WORK REQUIRED:
Line by line, set down the following material again exactly.

TASK INPUTS:
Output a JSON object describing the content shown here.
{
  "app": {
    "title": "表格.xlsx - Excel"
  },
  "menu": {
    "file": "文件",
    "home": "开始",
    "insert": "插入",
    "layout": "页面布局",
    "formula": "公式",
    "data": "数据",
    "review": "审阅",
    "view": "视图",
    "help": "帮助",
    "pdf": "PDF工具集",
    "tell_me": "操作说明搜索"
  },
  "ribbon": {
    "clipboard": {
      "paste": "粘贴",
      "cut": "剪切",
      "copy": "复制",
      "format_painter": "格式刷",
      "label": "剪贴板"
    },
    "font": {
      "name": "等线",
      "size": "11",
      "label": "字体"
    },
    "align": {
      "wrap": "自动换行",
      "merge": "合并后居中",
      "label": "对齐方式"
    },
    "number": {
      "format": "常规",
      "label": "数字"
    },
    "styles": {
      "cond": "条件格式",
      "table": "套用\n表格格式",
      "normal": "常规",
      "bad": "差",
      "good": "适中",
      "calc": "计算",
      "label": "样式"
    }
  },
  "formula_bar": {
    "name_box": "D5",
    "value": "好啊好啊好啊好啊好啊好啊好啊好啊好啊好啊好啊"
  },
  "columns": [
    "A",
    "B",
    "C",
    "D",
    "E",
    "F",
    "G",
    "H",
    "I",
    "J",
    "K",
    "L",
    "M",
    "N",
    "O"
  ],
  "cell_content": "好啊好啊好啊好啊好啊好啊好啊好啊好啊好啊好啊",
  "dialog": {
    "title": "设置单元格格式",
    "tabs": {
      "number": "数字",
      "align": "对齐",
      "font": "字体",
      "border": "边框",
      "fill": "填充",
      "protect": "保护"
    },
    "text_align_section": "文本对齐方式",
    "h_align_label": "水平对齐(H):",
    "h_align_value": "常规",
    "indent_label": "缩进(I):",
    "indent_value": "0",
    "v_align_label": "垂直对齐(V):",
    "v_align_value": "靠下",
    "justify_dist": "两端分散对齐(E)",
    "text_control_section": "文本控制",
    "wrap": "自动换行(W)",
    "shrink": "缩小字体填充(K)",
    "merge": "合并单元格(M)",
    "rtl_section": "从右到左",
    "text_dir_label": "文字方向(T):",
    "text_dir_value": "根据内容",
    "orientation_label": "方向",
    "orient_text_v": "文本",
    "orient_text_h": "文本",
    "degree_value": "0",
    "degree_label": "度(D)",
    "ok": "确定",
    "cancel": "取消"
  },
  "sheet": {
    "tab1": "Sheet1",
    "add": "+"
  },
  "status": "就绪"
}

ANSWER TO THE EXERCISE:
Output a JSON object describing the content shown here.
{
  "app": {
    "title": "表格.xlsx - Excel"
  },
  "menu": {
    "file": "文件",
    "home": "开始",
    "insert": "插入",
    "layout": "页面布局",
    "formula": "公式",
    "data": "数据",
    "review": "审阅",
    "view": "视图",
    "help": "帮助",
    "pdf": "PDF工具集",
    "tell_me": "操作说明搜索"
  },
  "ribbon": {
    "clipboard": {
      "paste": "粘贴",
      "cut": "剪切",
      "copy": "复制",
      "format_painter": "格式刷",
      "label": "剪贴板"
    },
    "font": {
      "name": "等线",
      "size": "11",
      "label": "字体"
    },
    "align": {
      "wrap": "自动换行",
      "merge": "合并后居中",
      "label": "对齐方式"
    },
    "number": {
      "format": "常规",
      "label": "数字"
    },
    "styles": {
      "cond": "条件格式",
      "table": "套用\n表格格式",
      "normal": "常规",
      "bad": "差",
      "good": "适中",
      "calc": "计算",
      "label": "样式"
    }
  },
  "formula_bar": {
    "name_box": "D5",
    "value": "好啊好啊好啊好啊好啊好啊好啊好啊好啊好啊好啊"
  },
  "columns": [
    "A",
    "B",
    "C",
    "D",
    "E",
    "F",
    "G",
    "H",
    "I",
    "J",
    "K",
    "L",
    "M",
    "N",
    "O"
  ],
  "cell_content": "好啊好啊好啊好啊好啊好啊好啊好啊好啊好啊好啊",
  "dialog": {
    "title": "设置单元格格式",
    "tabs": {
      "number": "数字",
      "align": "对齐",
      "font": "字体",
      "border": "边框",
      "fill": "填充",
      "protect": "保护"
    },
    "text_align_section": "文本对齐方式",
    "h_align_label": "水平对齐(H):",
    "h_align_value": "常规",
    "indent_label": "缩进(I):",
    "indent_value": "0",
    "v_align_label": "垂直对齐(V):",
    "v_align_value": "靠下",
    "justify_dist": "两端分散对齐(E)",
    "text_control_section": "文本控制",
    "wrap": "自动换行(W)",
    "shrink": "缩小字体填充(K)",
    "merge": "合并单元格(M)",
    "rtl_section": "从右到左",
    "text_dir_label": "文字方向(T):",
    "text_dir_value": "根据内容",
    "orientation_label": "方向",
    "orient_text_v": "文本",
    "orient_text_h": "文本",
    "degree_value": "0",
    "degree_label": "度(D)",
    "ok": "确定",
    "cancel": "取消"
  },
  "sheet": {
    "tab1": "Sheet1",
    "add": "+"
  },
  "status": "就绪"
}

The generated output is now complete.